LONDON, U.K.--Although "gray goo" made of self-replicating nanostuff is unlikely to doom the planet, some kinds of nanomaterials may indeed be hazardous and require a closer look, according to a 12-month study on nanotechnology published today by the U.K. Royal Society and the Royal Academy of Engineering. Overall, however, the report concludes that most nanotechnologies pose no new risk and no general moratorium is needed.
Many products of nanotechnology, such as computer chips and self-cleaning windows, are no cause for new concern, says mechanical engineer Ann Dowling, who led the study. But two types of nanomaterial--loosely defined as stuff smaller than 100 nanometers--are worth worrying about, the panel found, because some evidence suggests that loose nanoparticles and nanotubes can readily penetrate cells and are toxic.
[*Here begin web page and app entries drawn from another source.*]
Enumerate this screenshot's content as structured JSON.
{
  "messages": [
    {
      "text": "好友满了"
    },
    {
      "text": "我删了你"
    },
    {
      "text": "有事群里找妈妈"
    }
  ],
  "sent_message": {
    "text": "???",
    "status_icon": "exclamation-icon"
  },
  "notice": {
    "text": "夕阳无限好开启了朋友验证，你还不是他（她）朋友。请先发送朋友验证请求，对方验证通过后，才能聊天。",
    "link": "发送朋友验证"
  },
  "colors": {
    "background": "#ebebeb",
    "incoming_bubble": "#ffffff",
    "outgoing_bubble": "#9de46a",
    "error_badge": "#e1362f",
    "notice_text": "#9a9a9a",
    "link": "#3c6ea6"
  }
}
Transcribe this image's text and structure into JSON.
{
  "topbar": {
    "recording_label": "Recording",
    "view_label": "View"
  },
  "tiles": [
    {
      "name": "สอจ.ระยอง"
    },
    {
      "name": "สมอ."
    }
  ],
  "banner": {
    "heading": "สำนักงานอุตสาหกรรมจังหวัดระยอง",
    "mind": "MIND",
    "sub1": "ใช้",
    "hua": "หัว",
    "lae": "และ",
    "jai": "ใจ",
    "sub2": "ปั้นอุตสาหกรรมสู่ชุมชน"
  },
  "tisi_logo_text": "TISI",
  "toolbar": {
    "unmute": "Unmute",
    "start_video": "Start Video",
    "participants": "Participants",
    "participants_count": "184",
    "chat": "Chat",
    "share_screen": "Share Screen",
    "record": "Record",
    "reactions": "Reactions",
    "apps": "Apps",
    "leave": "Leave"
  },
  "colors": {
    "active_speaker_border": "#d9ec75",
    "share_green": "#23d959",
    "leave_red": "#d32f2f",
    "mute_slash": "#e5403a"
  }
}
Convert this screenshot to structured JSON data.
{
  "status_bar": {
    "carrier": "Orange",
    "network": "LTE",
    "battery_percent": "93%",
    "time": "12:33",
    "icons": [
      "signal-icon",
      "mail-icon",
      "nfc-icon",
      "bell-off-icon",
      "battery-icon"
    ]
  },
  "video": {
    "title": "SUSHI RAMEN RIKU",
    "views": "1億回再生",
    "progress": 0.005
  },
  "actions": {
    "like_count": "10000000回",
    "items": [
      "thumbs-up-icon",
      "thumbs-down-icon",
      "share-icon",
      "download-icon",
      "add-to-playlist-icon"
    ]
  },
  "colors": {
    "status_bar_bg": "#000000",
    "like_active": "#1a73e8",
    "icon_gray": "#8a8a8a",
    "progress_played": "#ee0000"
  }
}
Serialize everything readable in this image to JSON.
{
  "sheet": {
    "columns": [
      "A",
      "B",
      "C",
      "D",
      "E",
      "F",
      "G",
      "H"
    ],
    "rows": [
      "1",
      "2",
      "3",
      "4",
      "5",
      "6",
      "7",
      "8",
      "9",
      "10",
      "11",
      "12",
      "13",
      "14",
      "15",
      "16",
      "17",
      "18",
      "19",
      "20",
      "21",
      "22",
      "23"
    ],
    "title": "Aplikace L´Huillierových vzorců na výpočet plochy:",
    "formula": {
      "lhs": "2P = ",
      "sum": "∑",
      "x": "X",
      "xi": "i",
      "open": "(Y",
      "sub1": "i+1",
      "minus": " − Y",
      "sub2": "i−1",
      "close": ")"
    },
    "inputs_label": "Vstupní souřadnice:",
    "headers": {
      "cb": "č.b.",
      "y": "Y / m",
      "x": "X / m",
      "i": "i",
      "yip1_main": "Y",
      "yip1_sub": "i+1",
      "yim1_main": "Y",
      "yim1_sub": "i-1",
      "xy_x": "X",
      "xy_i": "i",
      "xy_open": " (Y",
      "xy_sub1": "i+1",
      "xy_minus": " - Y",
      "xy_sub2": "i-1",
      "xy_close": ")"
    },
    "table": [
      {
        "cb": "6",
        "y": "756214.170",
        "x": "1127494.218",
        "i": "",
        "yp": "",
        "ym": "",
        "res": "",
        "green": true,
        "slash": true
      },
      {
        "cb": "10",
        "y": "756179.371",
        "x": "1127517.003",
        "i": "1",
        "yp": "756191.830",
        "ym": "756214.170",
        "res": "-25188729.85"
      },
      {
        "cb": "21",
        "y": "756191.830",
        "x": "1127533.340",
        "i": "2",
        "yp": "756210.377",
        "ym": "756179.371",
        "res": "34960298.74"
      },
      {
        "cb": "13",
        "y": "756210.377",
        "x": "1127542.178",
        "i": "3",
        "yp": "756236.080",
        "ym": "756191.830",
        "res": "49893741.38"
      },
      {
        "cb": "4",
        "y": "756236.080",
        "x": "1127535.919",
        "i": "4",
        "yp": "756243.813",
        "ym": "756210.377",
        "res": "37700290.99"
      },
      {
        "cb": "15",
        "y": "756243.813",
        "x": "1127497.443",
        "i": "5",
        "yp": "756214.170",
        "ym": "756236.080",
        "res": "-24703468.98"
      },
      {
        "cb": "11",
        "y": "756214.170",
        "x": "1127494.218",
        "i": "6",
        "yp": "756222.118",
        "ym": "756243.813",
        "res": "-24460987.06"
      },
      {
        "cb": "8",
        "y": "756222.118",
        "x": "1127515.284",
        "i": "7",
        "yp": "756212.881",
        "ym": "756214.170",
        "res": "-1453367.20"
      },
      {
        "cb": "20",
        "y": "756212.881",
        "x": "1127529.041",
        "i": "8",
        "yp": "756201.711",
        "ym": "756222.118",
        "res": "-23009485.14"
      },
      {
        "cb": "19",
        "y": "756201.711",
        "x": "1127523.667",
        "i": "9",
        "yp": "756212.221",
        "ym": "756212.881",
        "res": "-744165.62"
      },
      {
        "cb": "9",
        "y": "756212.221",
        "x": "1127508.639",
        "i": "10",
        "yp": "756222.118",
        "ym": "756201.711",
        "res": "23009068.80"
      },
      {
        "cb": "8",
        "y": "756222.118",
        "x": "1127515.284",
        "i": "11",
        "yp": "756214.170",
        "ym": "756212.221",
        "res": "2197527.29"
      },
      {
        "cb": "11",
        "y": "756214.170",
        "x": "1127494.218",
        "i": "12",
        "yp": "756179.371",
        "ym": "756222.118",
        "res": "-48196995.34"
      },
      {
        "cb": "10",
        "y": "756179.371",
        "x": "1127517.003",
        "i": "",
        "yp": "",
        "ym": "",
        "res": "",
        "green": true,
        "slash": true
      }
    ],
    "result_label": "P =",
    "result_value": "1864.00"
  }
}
For the environment, nanotechnology may be a double-edged sword. Nanoparticles hold promise in cleaning up contaminated soils and water. Yet some studies hint at possible danger to wildlife (ScienceNOW, 30 March). The U.K. study recommends prohibiting large-scale release of nanoparticles for remediation purposes "until it can be shown that the net benefits exceed the risks," says Dowling. Factories and laboratories producing nanoparticles and nanotubes should treat them as if they were hazardous and minimize their release into the environment.
The panel, which was commissioned by U.K. science minister David Sainsbury in July 2003, concluded that nanoparticles and nanotubes should be treated as new chemicals and their impacts on health and the environment be tested under existing U.K. and E.U. legislation. This goes further than the current philosophy in the United States, where, for instance, nanoscale particles of titanium dioxide (a chemical used in sunscreens and paints) are not considered different from larger-scale particles of titanium dioxide.
A crucial first step in deciding how to regulate nanomaterials and products of nanotechnology is to define how nanomaterials differ from their larger-scale counterparts, says physicist E. Clayton Teague, director of the U.S. government's National Nanotechnology Coordination Office. The American National Standards Institute in Washington, D.C., is currently working on this, he adds.